Cluster-Centric Anomaly Detection and Characterization in Spatial Time Series

  • Author / Creator
    Izakian, Hesam
  • Anomaly detection in spatial time series is a challenging problem with numerous potential applications. A comprehensive anomaly detection approach not only should be able to detect and identify the emerging anomalies, but it also has to characterize the essence of these anomalies by visualizing the structures revealed within data in a way, which is understandable to the end-user. In this study, a cluster-centric framework for anomaly detection and characterization in spatial time series has been developed. For this purpose, the time series part of data is divided into a set of subsequences and the available spatio-temporal structures within the generated subsequences are discovered through a fuzzy clustering technique.
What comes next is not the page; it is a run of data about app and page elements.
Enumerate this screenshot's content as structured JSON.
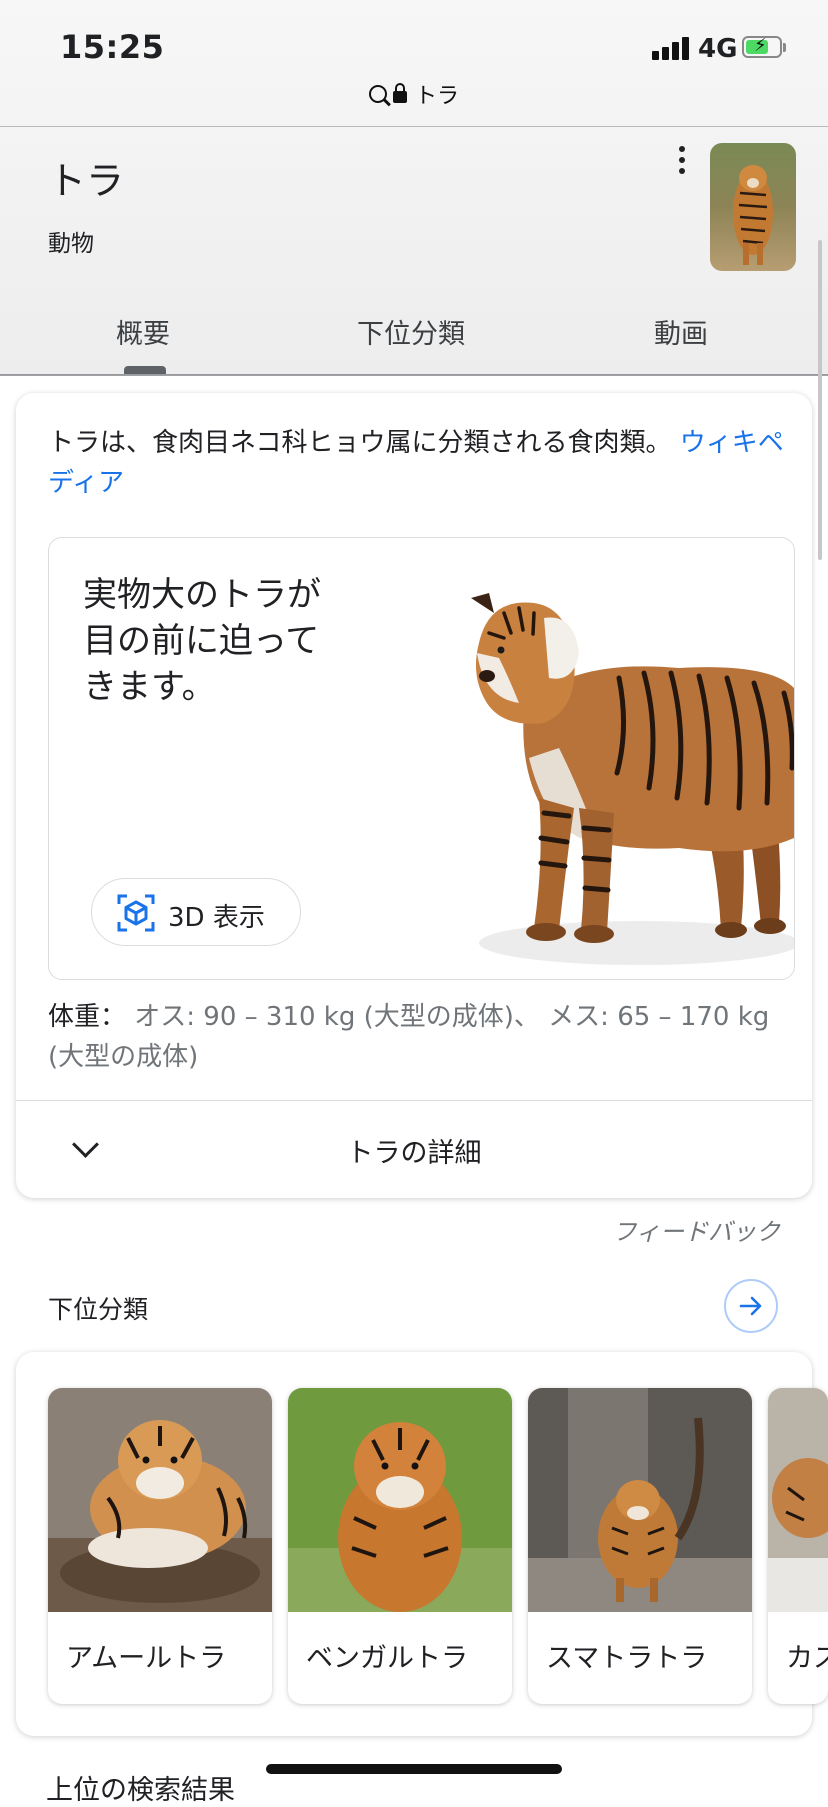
{
  "status_bar": {
    "time": "15:25",
    "network": "4G"
  },
  "url_bar": {
    "text": "トラ"
  },
  "entity": {
    "title": "トラ",
    "subtitle": "動物"
  },
  "tabs": [
    {
      "label": "概要",
      "active": true
    },
    {
      "label": "下位分類",
      "active": false
    },
    {
      "label": "動画",
      "active": false
    }
  ],
  "overview": {
    "description": "トラは、食肉目ネコ科ヒョウ属に分類される食肉類。",
    "source_link": "ウィキペディア",
    "ar_promo": {
      "text": "実物大のトラが目の前に迫ってきます。",
      "button_label": "3D 表示"
    },
    "weight": {
      "key": "体重：",
      "value": "オス: 90 – 310 kg (大型の成体)、 メス: 65 – 170 kg (大型の成体)"
    },
    "more_label": "トラの詳細"
  },
  "feedback_label": "フィードバック",
  "subclass": {
    "header": "下位分類",
    "items": [
      {
        "label": "アムールトラ"
      },
      {
        "label": "ベンガルトラ"
      },
      {
        "label": "スマトラトラ"
      },
      {
        "label": "カス"
      }
    ]
  },
  "bottom_text": "上位の検索結果",
  "colors": {
    "link": "#1a73e8",
    "text": "#202124",
    "secondary": "#70757a",
    "battery": "#4cd964"
  }
}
Since in spatial time series, each datum is composed of features dealing with the spatial and the temporal (one or more time series) components, clustering of data of this nature poses some significant challenges, especially in terms of a suitable treatment of different components of the data. We propose an extended version of the Fuzzy C-Means (FCM) clustering by introducing a composite distance function with adjustable weights (parameters) controlling the impact of different components in the clustering process. Three optimization criteria - a reconstruction error, a prediction error, and an agreement level are introduced and used as a vehicle to quantify the performance of the clustering method. By comparing the revealed structures (clusters) in spatial time series in successive time intervals, one assigns an anomaly score to each cluster measuring the level of unexpected changes in data. Moreover, through developing some fuzzy relational dependencies, the propagation of anomalies can be visualized in an understandable way to the end-user. To illustrate the proposed technique in this study, several datasets including synthetic and real-world data have been investigated. Experimental studies show that the proposed technique is able to find incident anomalies and quantify the propagation of anomalies over time.
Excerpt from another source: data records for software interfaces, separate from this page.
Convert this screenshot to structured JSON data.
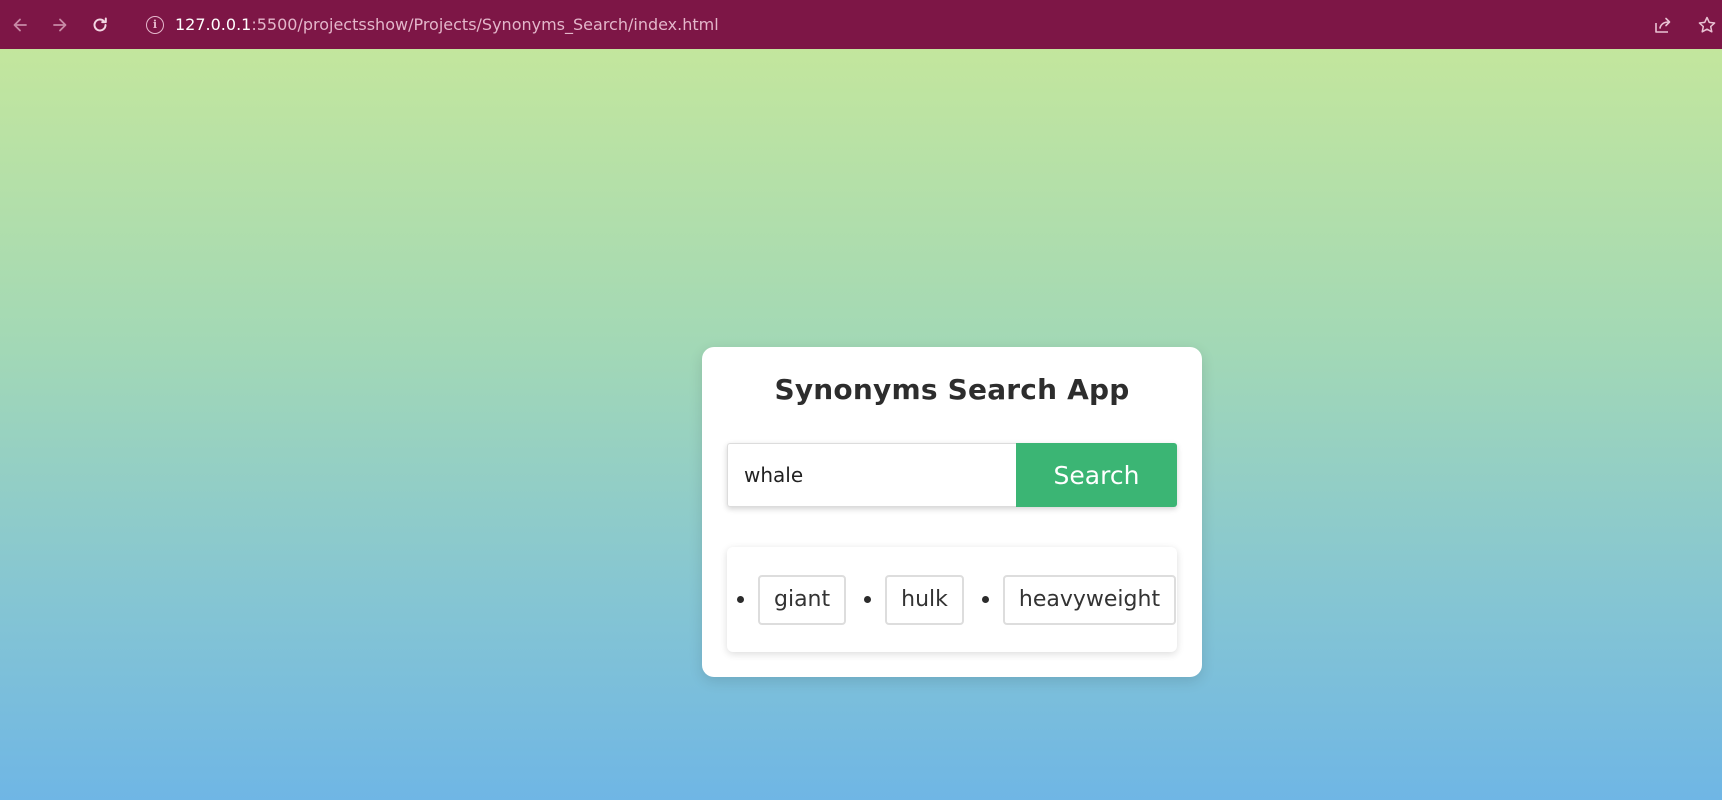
{
  "browser": {
    "url_host": "127.0.0.1",
    "url_path": ":5500/projectsshow/Projects/Synonyms_Search/index.html",
    "toolbar_color": "#7d1646",
    "icons": [
      "back-arrow-icon",
      "forward-arrow-icon",
      "reload-icon",
      "info-icon",
      "share-icon",
      "star-icon"
    ]
  },
  "app": {
    "title": "Synonyms Search App",
    "search": {
      "value": "whale",
      "placeholder": ""
    },
    "search_button_label": "Search",
    "accent_color": "#3bb574",
    "synonyms": [
      "giant",
      "hulk",
      "heavyweight"
    ]
  }
}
  • Subjects / Keywords
  • Graduation date
    Fall 2014
  • Type of Item
  • Degree
    Doctor of Philosophy
  • DOI
  • License
    This thesis is made available by the University of Alberta Libraries with permission of the copyright owner solely for non-commercial purposes. This thesis, or any portion thereof, may not otherwise be copied or reproduced without the written consent of the copyright owner, except to the extent permitted by Canadian copyright law.
  • Language
  • Institution
    University of Alberta
  • Degree level
  • Department
  • Specialization
    • Software Engineering and Intelligent Systems
  • Supervisor / co-supervisor and their department(s)
  • Examining committee members and their departments
    • Marek Reformat (Department of Electrical and Computer Engineering)
    • Witold Pedrycz (Department of Electrical and Computer Engineering)
    • Petr Musilek (Department of Electrical and Computer Engineering)
    • Aminah Robinson Fayek (Department of Civil and Environmental Engineering)
    • Vladik Kreinovich (Computer Science, University of Texas at El Paso)